Listed entries:
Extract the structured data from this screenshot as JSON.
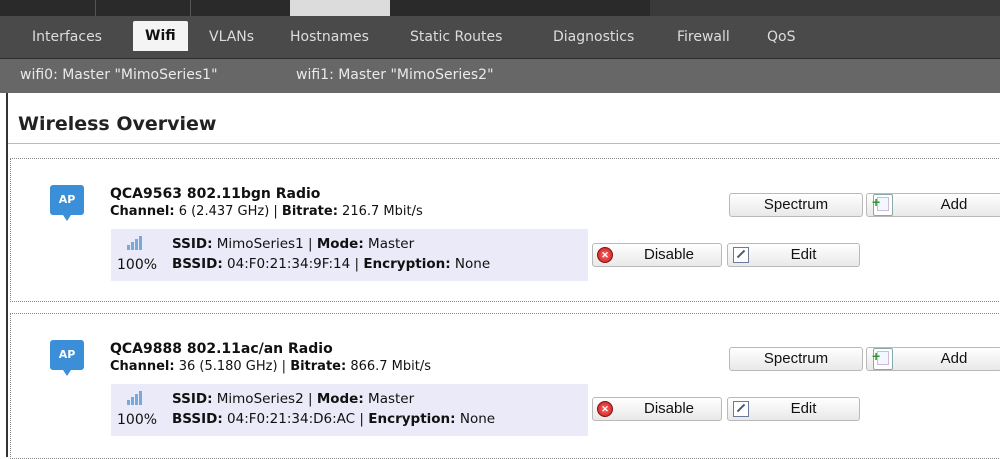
{
  "tabs": [
    {
      "label": "Interfaces",
      "active": false
    },
    {
      "label": "Wifi",
      "active": true
    },
    {
      "label": "VLANs",
      "active": false
    },
    {
      "label": "Hostnames",
      "active": false
    },
    {
      "label": "Static Routes",
      "active": false
    },
    {
      "label": "Diagnostics",
      "active": false
    },
    {
      "label": "Firewall",
      "active": false
    },
    {
      "label": "QoS",
      "active": false
    }
  ],
  "subtabs": [
    {
      "label": "wifi0: Master \"MimoSeries1\""
    },
    {
      "label": "wifi1: Master \"MimoSeries2\""
    }
  ],
  "page_title": "Wireless Overview",
  "radios": [
    {
      "badge": "AP",
      "name": "QCA9563 802.11bgn Radio",
      "channel_label": "Channel:",
      "channel_value": " 6 (2.437 GHz) | ",
      "bitrate_label": "Bitrate:",
      "bitrate_value": " 216.7 Mbit/s",
      "spectrum_label": "Spectrum",
      "add_label": "Add",
      "network": {
        "signal_pct": "100%",
        "ssid_label": "SSID:",
        "ssid_value": " MimoSeries1 | ",
        "mode_label": "Mode:",
        "mode_value": " Master",
        "bssid_label": "BSSID:",
        "bssid_value": " 04:F0:21:34:9F:14 | ",
        "enc_label": "Encryption:",
        "enc_value": " None",
        "disable_label": "Disable",
        "edit_label": "Edit"
      }
    },
    {
      "badge": "AP",
      "name": "QCA9888 802.11ac/an Radio",
      "channel_label": "Channel:",
      "channel_value": " 36 (5.180 GHz) | ",
      "bitrate_label": "Bitrate:",
      "bitrate_value": " 866.7 Mbit/s",
      "spectrum_label": "Spectrum",
      "add_label": "Add",
      "network": {
        "signal_pct": "100%",
        "ssid_label": "SSID:",
        "ssid_value": " MimoSeries2 | ",
        "mode_label": "Mode:",
        "mode_value": " Master",
        "bssid_label": "BSSID:",
        "bssid_value": " 04:F0:21:34:D6:AC | ",
        "enc_label": "Encryption:",
        "enc_value": " None",
        "disable_label": "Disable",
        "edit_label": "Edit"
      }
    }
  ],
  "colors": {
    "tabbar_bg": "#4a4a4a",
    "subbar_bg": "#676767",
    "ap_badge": "#3b8fd8",
    "ssid_row_bg": "#eaeaf8"
  }
}
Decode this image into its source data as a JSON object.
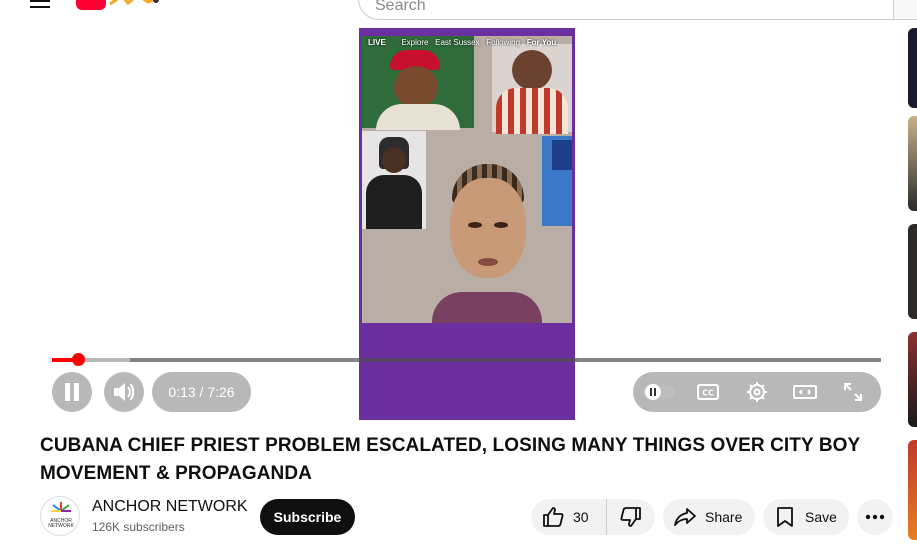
{
  "header": {
    "search_placeholder": "Search"
  },
  "player": {
    "overlay": {
      "live": "LIVE",
      "explore": "Explore",
      "location": "East Sussex",
      "following": "Following",
      "for_you": "For You"
    },
    "time_display": "0:13 / 7:26",
    "progress_fraction": 0.031,
    "buffered_fraction": 0.094,
    "pause_icon": "pause-icon",
    "volume_icon": "volume-icon",
    "autoplay_icon": "autoplay-toggle-icon",
    "captions_icon": "closed-captions-icon",
    "settings_icon": "gear-icon",
    "theater_icon": "theater-mode-icon",
    "fullscreen_icon": "fullscreen-icon"
  },
  "video": {
    "title": "CUBANA CHIEF PRIEST PROBLEM ESCALATED, LOSING MANY THINGS OVER CITY BOY MOVEMENT & PROPAGANDA",
    "channel_name": "ANCHOR NETWORK",
    "channel_avatar_text": "ANCHOR NETWORK",
    "subscribers": "126K subscribers",
    "subscribe_label": "Subscribe",
    "like_count": "30",
    "share_label": "Share",
    "save_label": "Save"
  },
  "colors": {
    "accent": "#ff0000",
    "video_background": "#6b2fa0",
    "text_primary": "#0f0f0f",
    "text_secondary": "#606060"
  }
}
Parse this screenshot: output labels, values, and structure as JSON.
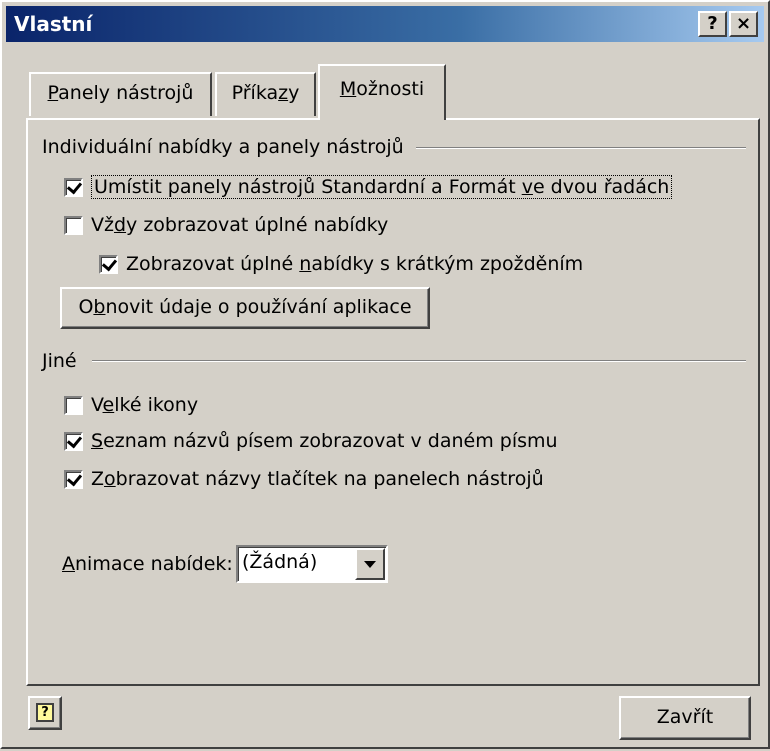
{
  "window": {
    "title": "Vlastní",
    "help_button": "?",
    "close_button": "×"
  },
  "tabs": [
    {
      "label_pre": "",
      "label_u": "P",
      "label_post": "anely nástrojů",
      "active": false
    },
    {
      "label_pre": "Příka",
      "label_u": "z",
      "label_post": "y",
      "active": false
    },
    {
      "label_pre": "",
      "label_u": "M",
      "label_post": "ožnosti",
      "active": true
    }
  ],
  "section_menus": {
    "label": "Individuální nabídky a panely nástrojů",
    "options": [
      {
        "pre": "Umístit panely nástrojů Standardní a Formát ",
        "u": "v",
        "post": "e dvou řadách",
        "checked": true
      },
      {
        "pre": "Vž",
        "u": "d",
        "post": "y zobrazovat úplné nabídky",
        "checked": false
      },
      {
        "pre": "Zobrazovat úplné ",
        "u": "n",
        "post": "abídky s krátkým zpožděním",
        "checked": true
      }
    ],
    "reset_button": {
      "pre": "O",
      "u": "b",
      "post": "novit údaje o používání aplikace"
    }
  },
  "section_other": {
    "label": "Jiné",
    "options": [
      {
        "pre": "V",
        "u": "e",
        "post": "lké ikony",
        "checked": false
      },
      {
        "pre": "",
        "u": "S",
        "post": "eznam názvů písem zobrazovat v daném písmu",
        "checked": true
      },
      {
        "pre": "Z",
        "u": "o",
        "post": "brazovat názvy tlačítek na panelech nástrojů",
        "checked": true
      }
    ],
    "animation": {
      "label_u": "A",
      "label_post": "nimace nabídek:",
      "value": "(Žádná)"
    }
  },
  "footer": {
    "help_icon": "?",
    "close_label": "Zavřít"
  },
  "colors": {
    "face": "#d4d0c8",
    "title_start": "#0a246a",
    "title_end": "#a6caf0"
  }
}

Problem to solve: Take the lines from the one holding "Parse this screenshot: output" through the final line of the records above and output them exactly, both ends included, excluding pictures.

Solved problem:
Parse this screenshot: output labels, values, and structure as JSON.
{
  "window": {
    "title": "Vlastní",
    "help_button": "?",
    "close_button": "×"
  },
  "tabs": [
    {
      "label_pre": "",
      "label_u": "P",
      "label_post": "anely nástrojů",
      "active": false
    },
    {
      "label_pre": "Příka",
      "label_u": "z",
      "label_post": "y",
      "active": false
    },
    {
      "label_pre": "",
      "label_u": "M",
      "label_post": "ožnosti",
      "active": true
    }
  ],
  "section_menus": {
    "label": "Individuální nabídky a panely nástrojů",
    "options": [
      {
        "pre": "Umístit panely nástrojů Standardní a Formát ",
        "u": "v",
        "post": "e dvou řadách",
        "checked": true
      },
      {
        "pre": "Vž",
        "u": "d",
        "post": "y zobrazovat úplné nabídky",
        "checked": false
      },
      {
        "pre": "Zobrazovat úplné ",
        "u": "n",
        "post": "abídky s krátkým zpožděním",
        "checked": true
      }
    ],
    "reset_button": {
      "pre": "O",
      "u": "b",
      "post": "novit údaje o používání aplikace"
    }
  },
  "section_other": {
    "label": "Jiné",
    "options": [
      {
        "pre": "V",
        "u": "e",
        "post": "lké ikony",
        "checked": false
      },
      {
        "pre": "",
        "u": "S",
        "post": "eznam názvů písem zobrazovat v daném písmu",
        "checked": true
      },
      {
        "pre": "Z",
        "u": "o",
        "post": "brazovat názvy tlačítek na panelech nástrojů",
        "checked": true
      }
    ],
    "animation": {
      "label_u": "A",
      "label_post": "nimace nabídek:",
      "value": "(Žádná)"
    }
  },
  "footer": {
    "help_icon": "?",
    "close_label": "Zavřít"
  },
  "colors": {
    "face": "#d4d0c8",
    "title_start": "#0a246a",
    "title_end": "#a6caf0"
  }
}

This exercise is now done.